  • Pierre Bize
  • Russell Bradley
  • Anne Charmantier
  • Carlos de la Cruz
  • Szymon M. Drobniak
  • Richard H. M. Espie
  • Márton Herényi
  • Hermann Hötker
  • Oliver Krüger
  • John Marzluff
  • Anders P. Møller
  • Shinichi Nakagawa
  • Richard A. Phillips
  • Andrew N. Radford
  • Alexandre Roulin
  • János Török
  • Juliana Valencia
  • Ian G. Warkentin
  • Isabel S. Winney
  • Andrew G. Wood
  • Michael Griesser
Fitness can be profoundly influenced by the age at first reproduction (AFR), but to date the AFR–fitness relationship only has been investigated intraspecifically. Here, we investigated the relationship between AFR and average lifetime reproductive success (LRS) across 34 bird species. We assessed differences in the deviation of the Optimal AFR (i.e., the species-specific AFR associated with the highest LRS) from the age at sexual maturity, considering potential effects of life history as well as social and ecological factors. Most individuals adopted the species-specific Optimal AFR and both the mean and Optimal AFR of species correlated positively with life span. Interspecific deviations of the Optimal AFR were associated with indices reflecting a change in LRS or survival as a function of AFR: a delayed AFR was beneficial in species where early AFR was associated with a decrease in subsequent survival or reproductive output. Overall, our results suggest that a delayed onset of reproduction beyond maturity is an optimal strategy explained by a long life span and costs of early reproduction. By providing the first empirical confirmations of key predictions of life-history theory across species, this study contributes to a better understanding of life-history evolution.
Original languageEnglish
Pages (from-to)296-313
Number of pages18
Issue number2
Publication statusPublished - 2016

    Research areas

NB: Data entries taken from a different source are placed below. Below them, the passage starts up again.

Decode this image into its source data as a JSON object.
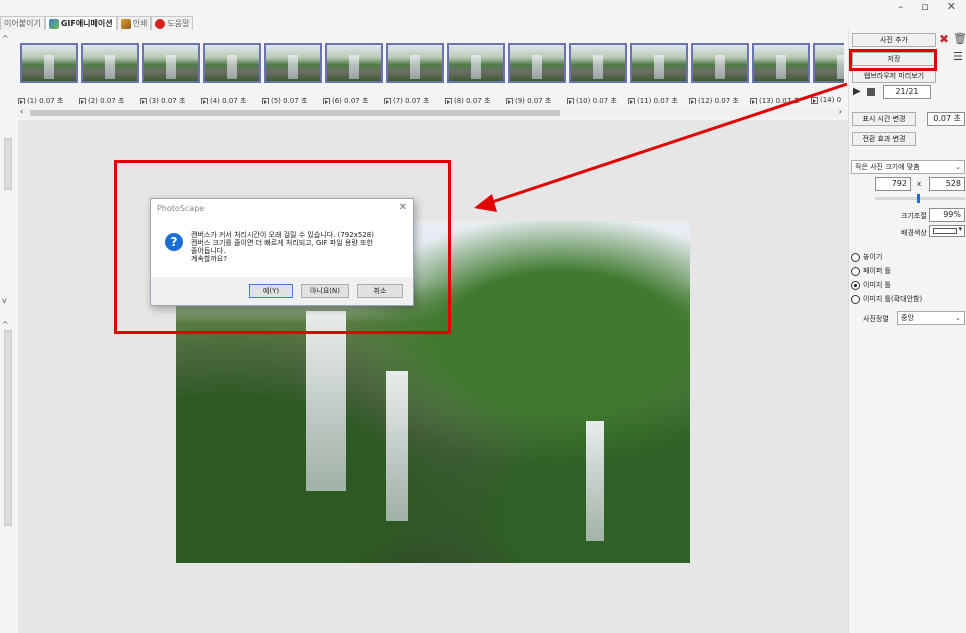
{
  "window": {
    "minimize_glyph": "–",
    "restore_glyph": "▫",
    "close_glyph": "✕"
  },
  "tabs": [
    {
      "label": "이어붙이기",
      "active": false
    },
    {
      "label": "GIF애니메이션",
      "active": true
    },
    {
      "label": "인쇄",
      "active": false
    },
    {
      "label": "도움말",
      "active": false
    }
  ],
  "frames": [
    "(1) 0.07 초",
    "(2) 0.07 초",
    "(3) 0.07 초",
    "(4) 0.07 초",
    "(5) 0.07 초",
    "(6) 0.07 초",
    "(7) 0.07 초",
    "(8) 0.07 초",
    "(9) 0.07 초",
    "(10) 0.07 초",
    "(11) 0.07 초",
    "(12) 0.07 초",
    "(13) 0.07 초",
    "(14) 0"
  ],
  "right_panel": {
    "add_photo": "사진 추가",
    "save": "저장",
    "preview": "웹브라우저 미리보기",
    "frame_counter": "21/21",
    "display_time_button": "표시 시간 변경",
    "display_time_value": "0.07 초",
    "transition_button": "전환 효과 변경",
    "size_mode": "작은 사진 크기에 맞춤",
    "width": "792",
    "x_sep": "x",
    "height": "528",
    "size_label": "크기조절",
    "size_value": "99%",
    "bgcolor_label": "배경색상",
    "radios": [
      {
        "label": "놓이기",
        "checked": false
      },
      {
        "label": "페이퍼 틀",
        "checked": false
      },
      {
        "label": "이미지 틀",
        "checked": true
      },
      {
        "label": "이미지 틀(확대안함)",
        "checked": false
      }
    ],
    "align_label": "사진정렬",
    "align_value": "중앙"
  },
  "dialog": {
    "title": "PhotoScape",
    "close": "✕",
    "icon": "?",
    "lines": [
      "캔버스가 커서 처리시간이 오래 걸릴 수 있습니다. (792x528)",
      "캔버스 크기를 줄이면 더 빠르게 처리되고, GIF 파일 용량 또한",
      "줄어듭니다.",
      "계속할까요?"
    ],
    "yes": "예(Y)",
    "no": "아니요(N)",
    "cancel": "취소"
  },
  "colors": {
    "annotation": "#e30000",
    "frame_border": "#6a72b0",
    "accent": "#1a6fd6"
  }
}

  • Age at first reproduction, comparative method, cost of reproduction, family formation theory, life-history theory, international

ID: 1793692